Youwei Zhang obtained his Ph.D. degree from Tokyo Medical & Medical University in Tokyo, Japan in 2002, and trained as a postdoctoral fellow with Dr. Bob Abraham at The Burnham Institute (2002-2005) and then a Senior Research Associate with Dr. Tony Hunter at The Salk Institute (2006-2009) on cancer biology and molecular signaling. Since becoming independent as a tenure track Assistant Professor in April 2009 at CWRU, he has developed a well-funded, internationally recognized research program in genome stability and cancer with publications in prestigious journals including Molecular Cell, Science Advances, Nature Communications, PNAS, Cancer Research, Acta Pharmaceutica Sinica B (2021 IF 14.9), Theranostics (2021 IF 11.5), JBC, Cancer Letters, etc. Youwei was promoted to Associate Professor with tenure in 2016. He has served as ad hoc grant reviewers nationally (ACS, NIH, and DoD) and internationally. He organized a national meeting on DNA damage repair in 2018 at CWRU, served as session chairs on several national meetings, and was invited to give talks in international conferences. He has trained more than 50 students and postdoc fellows, and several of them have become faculty members at universities (like Peking University) or Senior personnel in industrial companies. His lab has been continuously supported by external funding including NIH/NCI and American Cancer Society.
My research focuses on molecular mechanisms regulating genome stability and their potential application in cancer therapy.
The major focus of my laboratory is to understand cell biology and cancer etiology with a ultimate goal of developing innovative anti-cancer therapies. I have long been interested in understanding a fundamental biology question, that is ‘how our cells protect the integrity of the DNA?’ This is critical, because failure to do so will cause genome instability and eventually leads to the early onset of degenerative human disorders such as premature aging and cancer. Our goal is to understand the molecular mechanisms that maintain the genome stability in human cells by identifying the genes and the signaling pathways involved. We use biochemical, genetic, pharmacological and structural tools to identify proteins involved in this process and characterize their molecular function. In the long, we hope to translate this knowledge into potential anti-cancer treatment strategies. Current research in the lab focuses on the following directions.
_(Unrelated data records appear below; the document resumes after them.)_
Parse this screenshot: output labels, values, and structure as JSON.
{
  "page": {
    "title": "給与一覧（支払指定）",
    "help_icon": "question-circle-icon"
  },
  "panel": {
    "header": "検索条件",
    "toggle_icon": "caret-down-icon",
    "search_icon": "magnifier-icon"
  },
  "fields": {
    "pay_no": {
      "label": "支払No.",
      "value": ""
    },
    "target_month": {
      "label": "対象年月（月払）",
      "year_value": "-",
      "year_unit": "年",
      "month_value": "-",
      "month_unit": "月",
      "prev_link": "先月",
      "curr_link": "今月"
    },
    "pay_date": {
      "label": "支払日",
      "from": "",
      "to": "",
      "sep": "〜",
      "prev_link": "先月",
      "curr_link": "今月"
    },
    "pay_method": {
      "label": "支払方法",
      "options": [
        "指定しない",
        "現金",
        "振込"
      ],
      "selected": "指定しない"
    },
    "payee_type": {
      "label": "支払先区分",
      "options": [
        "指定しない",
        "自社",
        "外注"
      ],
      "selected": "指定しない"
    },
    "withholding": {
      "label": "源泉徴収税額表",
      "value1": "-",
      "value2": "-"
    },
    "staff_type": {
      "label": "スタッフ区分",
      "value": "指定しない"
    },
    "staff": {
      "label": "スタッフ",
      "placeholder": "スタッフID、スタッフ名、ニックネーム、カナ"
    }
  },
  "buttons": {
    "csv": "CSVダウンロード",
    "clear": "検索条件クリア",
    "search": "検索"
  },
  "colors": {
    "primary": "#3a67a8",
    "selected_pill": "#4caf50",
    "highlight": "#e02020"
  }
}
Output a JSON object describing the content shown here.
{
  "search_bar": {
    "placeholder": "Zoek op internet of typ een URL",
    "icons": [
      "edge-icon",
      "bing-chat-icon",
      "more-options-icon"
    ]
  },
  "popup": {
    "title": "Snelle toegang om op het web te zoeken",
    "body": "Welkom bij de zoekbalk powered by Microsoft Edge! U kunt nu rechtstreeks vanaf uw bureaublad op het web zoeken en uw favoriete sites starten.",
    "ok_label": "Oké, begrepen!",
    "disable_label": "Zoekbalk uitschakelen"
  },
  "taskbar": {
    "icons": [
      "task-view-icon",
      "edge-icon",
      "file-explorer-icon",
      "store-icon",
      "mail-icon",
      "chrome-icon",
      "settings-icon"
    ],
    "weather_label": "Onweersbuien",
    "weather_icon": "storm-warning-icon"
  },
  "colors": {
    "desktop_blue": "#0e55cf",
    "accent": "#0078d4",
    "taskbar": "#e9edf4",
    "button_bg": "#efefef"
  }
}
Mechanisms underlying the DNA damage response and DSB repair
In response to DNA damage, such as DNA double-strand break (DSB), cells will mount an evolutionally conserved signaling pathway, called the DNA damage response (DDR), to sense the presence and initiate the repair of DNA damage. This is critical for the maintenance of genome stability and functions as a barrier against tumorigenesis. We are interested in identifying and characterizing the function new players or genes with previously unidentified function in DDR, as well as in the DSB repair.
Involvement of liquid-liquid phase separation at heterochromatin
Liquid-liquid phase separation (or LLPS in short) is emerging as a forefront of biological research, especially in cellular activities that involve the assembly of multiple macromolecules consisting of proteins and/or nucleotides. LLPS has been reported to regulate protein translation, gene transcription, cellular structure organization, etc. Our recent findings revealed a previously uncharacterized aspect of heterochromatin through a DSB repair protein, 53BP1. Importantly, we demonstrated that this novel function of 53BP1 is independent of its canonical role in DSB repair, but involves its LLPS with the heterochromatin protein HP1a. These studies open a new research direction for both 53BP1 and heterochromatin.
The role of cytoskeletal cues on genome stability
Through a genetic screening, we identified a non-conventional myosin protein called MYO10 that regulates the nucleus shape through which it mediates genome stability. These studies reveal some previously unidentified insights into how cytoplasmic cues shape the genome integrity in the nucleus. We found that the protein level of MYO10 is critical for the normal cytoplasm-nucleus crosstalk. We further demonstrated that MYO10 regulates inflammation and promote tumor growth. Yet, the pro-inflammatory tumor environment created by MYO10 high expression favored the therapy response of immune checkpoint blockades. These studies reveal an unprecedented insight into genome stability regulation and cancer therapy.
The genome stability maintenance network functions as a double-edge sword. At one hand, it protects the cell's DNA from damage. On the other hand, it has remained a central target in cancer therapy. The idea underpinning this strategy is that inhibiting the genome stability maintenance network makes cancer cells extremely sensitive to agents that damage their DNA, inducing the cell killing effect. Our laboratory is also interested in translate the knowledge that we gained above from bench to bed. The long-term goal is to cure or control cancers to increase the quality of life. Studies done in my lab have the potential to be translated into potential treatment for human diseases, including cancers. We have been collaborating with chemists to design better and safer chemicals that will show potential in combating human diseases, particularly cancer.
For more information on lab members, please visit the lab website